▶ **What the exercise asks**
Reproduce each line below with no alterations.
[Data extracts — start]
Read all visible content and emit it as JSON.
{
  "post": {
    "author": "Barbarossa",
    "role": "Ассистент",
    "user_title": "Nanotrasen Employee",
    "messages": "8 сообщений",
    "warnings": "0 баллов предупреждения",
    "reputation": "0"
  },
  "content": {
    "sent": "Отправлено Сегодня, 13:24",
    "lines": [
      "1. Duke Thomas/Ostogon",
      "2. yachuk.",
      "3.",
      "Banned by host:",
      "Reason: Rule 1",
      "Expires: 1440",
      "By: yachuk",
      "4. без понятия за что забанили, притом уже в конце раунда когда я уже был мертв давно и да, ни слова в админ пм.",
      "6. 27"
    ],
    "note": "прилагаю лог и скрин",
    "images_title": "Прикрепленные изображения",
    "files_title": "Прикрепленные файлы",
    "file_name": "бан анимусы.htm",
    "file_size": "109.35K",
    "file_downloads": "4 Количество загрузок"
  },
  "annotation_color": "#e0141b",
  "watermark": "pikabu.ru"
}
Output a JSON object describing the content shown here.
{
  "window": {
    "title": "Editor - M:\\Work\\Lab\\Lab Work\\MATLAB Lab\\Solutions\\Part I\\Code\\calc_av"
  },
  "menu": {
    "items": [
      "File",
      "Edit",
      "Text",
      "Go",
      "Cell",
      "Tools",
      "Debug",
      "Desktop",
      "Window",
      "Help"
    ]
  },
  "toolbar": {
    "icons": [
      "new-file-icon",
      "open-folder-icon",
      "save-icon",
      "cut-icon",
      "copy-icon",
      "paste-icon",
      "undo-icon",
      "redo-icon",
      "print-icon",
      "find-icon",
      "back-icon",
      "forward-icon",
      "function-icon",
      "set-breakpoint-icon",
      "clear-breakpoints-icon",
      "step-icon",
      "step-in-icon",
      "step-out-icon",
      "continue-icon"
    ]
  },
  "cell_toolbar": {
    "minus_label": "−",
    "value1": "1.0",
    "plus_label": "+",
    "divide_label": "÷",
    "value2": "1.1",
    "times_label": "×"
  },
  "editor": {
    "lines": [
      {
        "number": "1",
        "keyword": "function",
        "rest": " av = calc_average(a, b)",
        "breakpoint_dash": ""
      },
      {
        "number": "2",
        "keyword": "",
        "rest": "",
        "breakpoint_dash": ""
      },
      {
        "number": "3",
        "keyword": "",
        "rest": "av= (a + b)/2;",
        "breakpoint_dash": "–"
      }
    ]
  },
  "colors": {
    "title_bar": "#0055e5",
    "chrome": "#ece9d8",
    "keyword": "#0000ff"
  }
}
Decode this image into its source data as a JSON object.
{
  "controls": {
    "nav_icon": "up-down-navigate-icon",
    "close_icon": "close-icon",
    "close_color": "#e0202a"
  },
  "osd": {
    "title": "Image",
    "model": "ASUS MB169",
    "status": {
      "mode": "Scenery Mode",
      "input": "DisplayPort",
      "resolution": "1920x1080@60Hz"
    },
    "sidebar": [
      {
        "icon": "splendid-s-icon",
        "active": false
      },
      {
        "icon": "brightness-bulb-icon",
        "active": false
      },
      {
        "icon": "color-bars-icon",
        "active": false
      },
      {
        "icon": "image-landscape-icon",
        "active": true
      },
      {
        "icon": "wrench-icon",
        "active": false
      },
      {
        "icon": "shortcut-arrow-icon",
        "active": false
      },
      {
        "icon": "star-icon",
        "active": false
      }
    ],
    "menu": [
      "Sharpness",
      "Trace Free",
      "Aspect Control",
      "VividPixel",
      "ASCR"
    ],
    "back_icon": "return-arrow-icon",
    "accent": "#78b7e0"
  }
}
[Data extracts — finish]
▶ **Answer below**
Read all visible content and emit it as JSON.
{
  "post": {
    "author": "Barbarossa",
    "role": "Ассистент",
    "user_title": "Nanotrasen Employee",
    "messages": "8 сообщений",
    "warnings": "0 баллов предупреждения",
    "reputation": "0"
  },
  "content": {
    "sent": "Отправлено Сегодня, 13:24",
    "lines": [
      "1. Duke Thomas/Ostogon",
      "2. yachuk.",
      "3.",
      "Banned by host:",
      "Reason: Rule 1",
      "Expires: 1440",
      "By: yachuk",
      "4. без понятия за что забанили, притом уже в конце раунда когда я уже был мертв давно и да, ни слова в админ пм.",
      "6. 27"
    ],
    "note": "прилагаю лог и скрин",
    "images_title": "Прикрепленные изображения",
    "files_title": "Прикрепленные файлы",
    "file_name": "бан анимусы.htm",
    "file_size": "109.35K",
    "file_downloads": "4 Количество загрузок"
  },
  "annotation_color": "#e0141b",
  "watermark": "pikabu.ru"
}
Output a JSON object describing the content shown here.
{
  "window": {
    "title": "Editor - M:\\Work\\Lab\\Lab Work\\MATLAB Lab\\Solutions\\Part I\\Code\\calc_av"
  },
  "menu": {
    "items": [
      "File",
      "Edit",
      "Text",
      "Go",
      "Cell",
      "Tools",
      "Debug",
      "Desktop",
      "Window",
      "Help"
    ]
  },
  "toolbar": {
    "icons": [
      "new-file-icon",
      "open-folder-icon",
      "save-icon",
      "cut-icon",
      "copy-icon",
      "paste-icon",
      "undo-icon",
      "redo-icon",
      "print-icon",
      "find-icon",
      "back-icon",
      "forward-icon",
      "function-icon",
      "set-breakpoint-icon",
      "clear-breakpoints-icon",
      "step-icon",
      "step-in-icon",
      "step-out-icon",
      "continue-icon"
    ]
  },
  "cell_toolbar": {
    "minus_label": "−",
    "value1": "1.0",
    "plus_label": "+",
    "divide_label": "÷",
    "value2": "1.1",
    "times_label": "×"
  },
  "editor": {
    "lines": [
      {
        "number": "1",
        "keyword": "function",
        "rest": " av = calc_average(a, b)",
        "breakpoint_dash": ""
      },
      {
        "number": "2",
        "keyword": "",
        "rest": "",
        "breakpoint_dash": ""
      },
      {
        "number": "3",
        "keyword": "",
        "rest": "av= (a + b)/2;",
        "breakpoint_dash": "–"
      }
    ]
  },
  "colors": {
    "title_bar": "#0055e5",
    "chrome": "#ece9d8",
    "keyword": "#0000ff"
  }
}
Decode this image into its source data as a JSON object.
{
  "controls": {
    "nav_icon": "up-down-navigate-icon",
    "close_icon": "close-icon",
    "close_color": "#e0202a"
  },
  "osd": {
    "title": "Image",
    "model": "ASUS MB169",
    "status": {
      "mode": "Scenery Mode",
      "input": "DisplayPort",
      "resolution": "1920x1080@60Hz"
    },
    "sidebar": [
      {
        "icon": "splendid-s-icon",
        "active": false
      },
      {
        "icon": "brightness-bulb-icon",
        "active": false
      },
      {
        "icon": "color-bars-icon",
        "active": false
      },
      {
        "icon": "image-landscape-icon",
        "active": true
      },
      {
        "icon": "wrench-icon",
        "active": false
      },
      {
        "icon": "shortcut-arrow-icon",
        "active": false
      },
      {
        "icon": "star-icon",
        "active": false
      }
    ],
    "menu": [
      "Sharpness",
      "Trace Free",
      "Aspect Control",
      "VividPixel",
      "ASCR"
    ],
    "back_icon": "return-arrow-icon",
    "accent": "#78b7e0"
  }
}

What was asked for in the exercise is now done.